WHAT IS REQUIRED | Find the string "screenshot" in the entries and copy each line that has it.
*** INFORMATION PROVIDED ***
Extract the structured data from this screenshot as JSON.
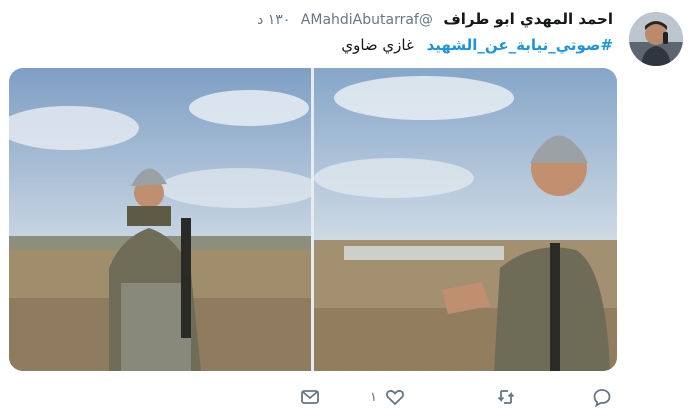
{
  "tweet": {
    "display_name": "احمد المهدي ابو طراف",
    "handle": "@AMahdiAbutarraf",
    "time": "١٣٠ د",
    "hashtag": "#صوتي_نيابة_عن_الشهيد",
    "text_after": "غازي ضاوي"
  },
  "actions": {
    "reply_icon": "reply-icon",
    "retweet_icon": "retweet-icon",
    "like_icon": "heart-icon",
    "like_count": "١",
    "dm_icon": "envelope-icon"
  },
  "colors": {
    "link": "#1b95e0",
    "secondary_text": "#657786",
    "icon": "#657786"
  }
}
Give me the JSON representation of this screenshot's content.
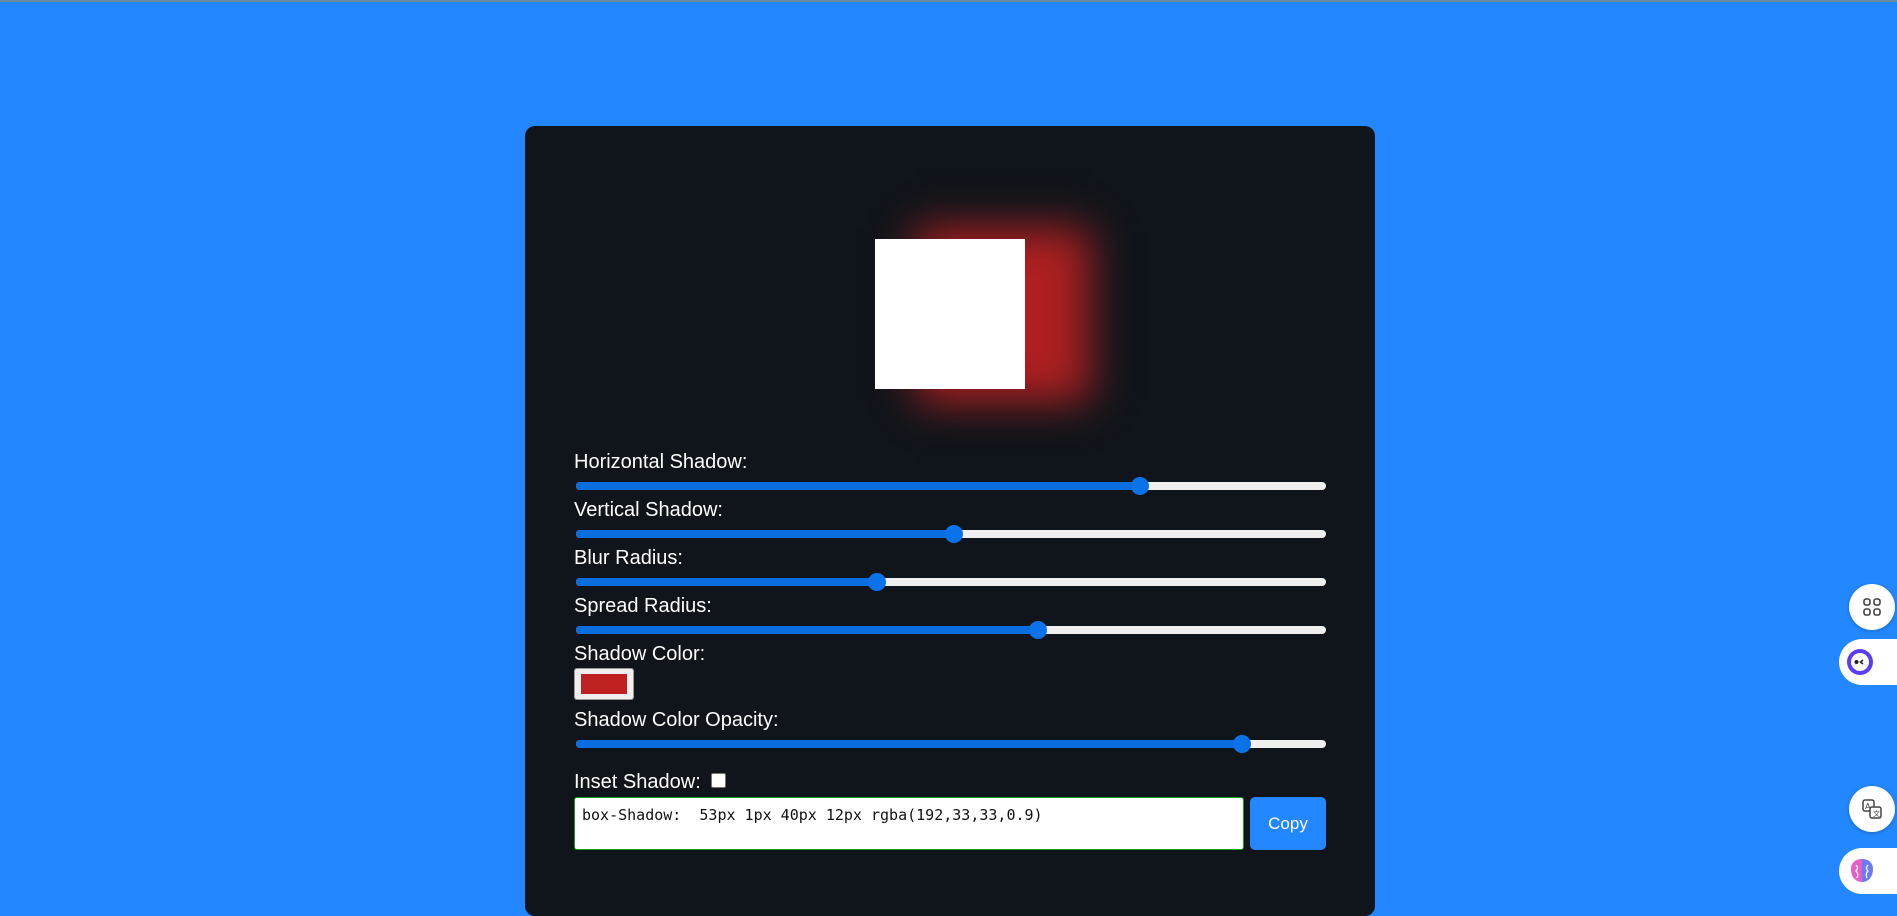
{
  "preview": {
    "box_color": "#ffffff",
    "shadow_color": "#c02121"
  },
  "controls": {
    "horizontal": {
      "label": "Horizontal Shadow:",
      "value_fraction": 0.76
    },
    "vertical": {
      "label": "Vertical Shadow:",
      "value_fraction": 0.505
    },
    "blur": {
      "label": "Blur Radius:",
      "value_fraction": 0.4
    },
    "spread": {
      "label": "Spread Radius:",
      "value_fraction": 0.62
    },
    "color": {
      "label": "Shadow Color:",
      "value": "#c02121"
    },
    "opacity": {
      "label": "Shadow Color Opacity:",
      "value_fraction": 0.9
    },
    "inset": {
      "label": "Inset Shadow:",
      "checked": false
    }
  },
  "output": {
    "code_text": "box-Shadow:  53px 1px 40px 12px rgba(192,33,33,0.9)",
    "copy_label": "Copy"
  },
  "colors": {
    "background": "#2388ff",
    "card": "#0f151b",
    "accent": "#0a73ea"
  },
  "side_icons": [
    "apps-grid-icon",
    "chat-assistant-icon",
    "translate-icon",
    "brain-ai-icon"
  ]
}
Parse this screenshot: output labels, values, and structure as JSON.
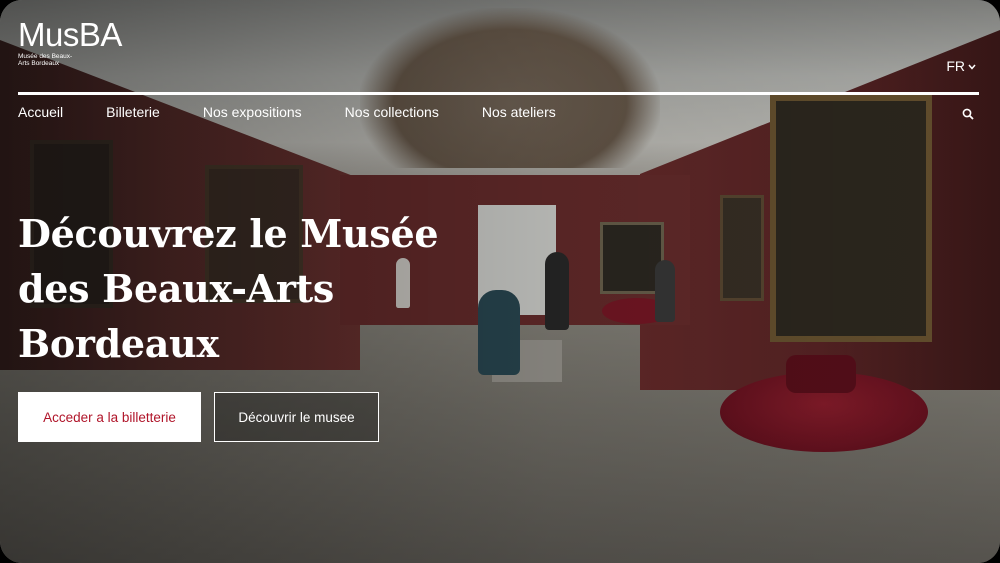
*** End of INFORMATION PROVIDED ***
WRITTEN REPLY |
Extract the structured data from this screenshot as JSON.
Give me the JSON representation of this screenshot's content.
Parse this screenshot: output labels, values, and structure as JSON.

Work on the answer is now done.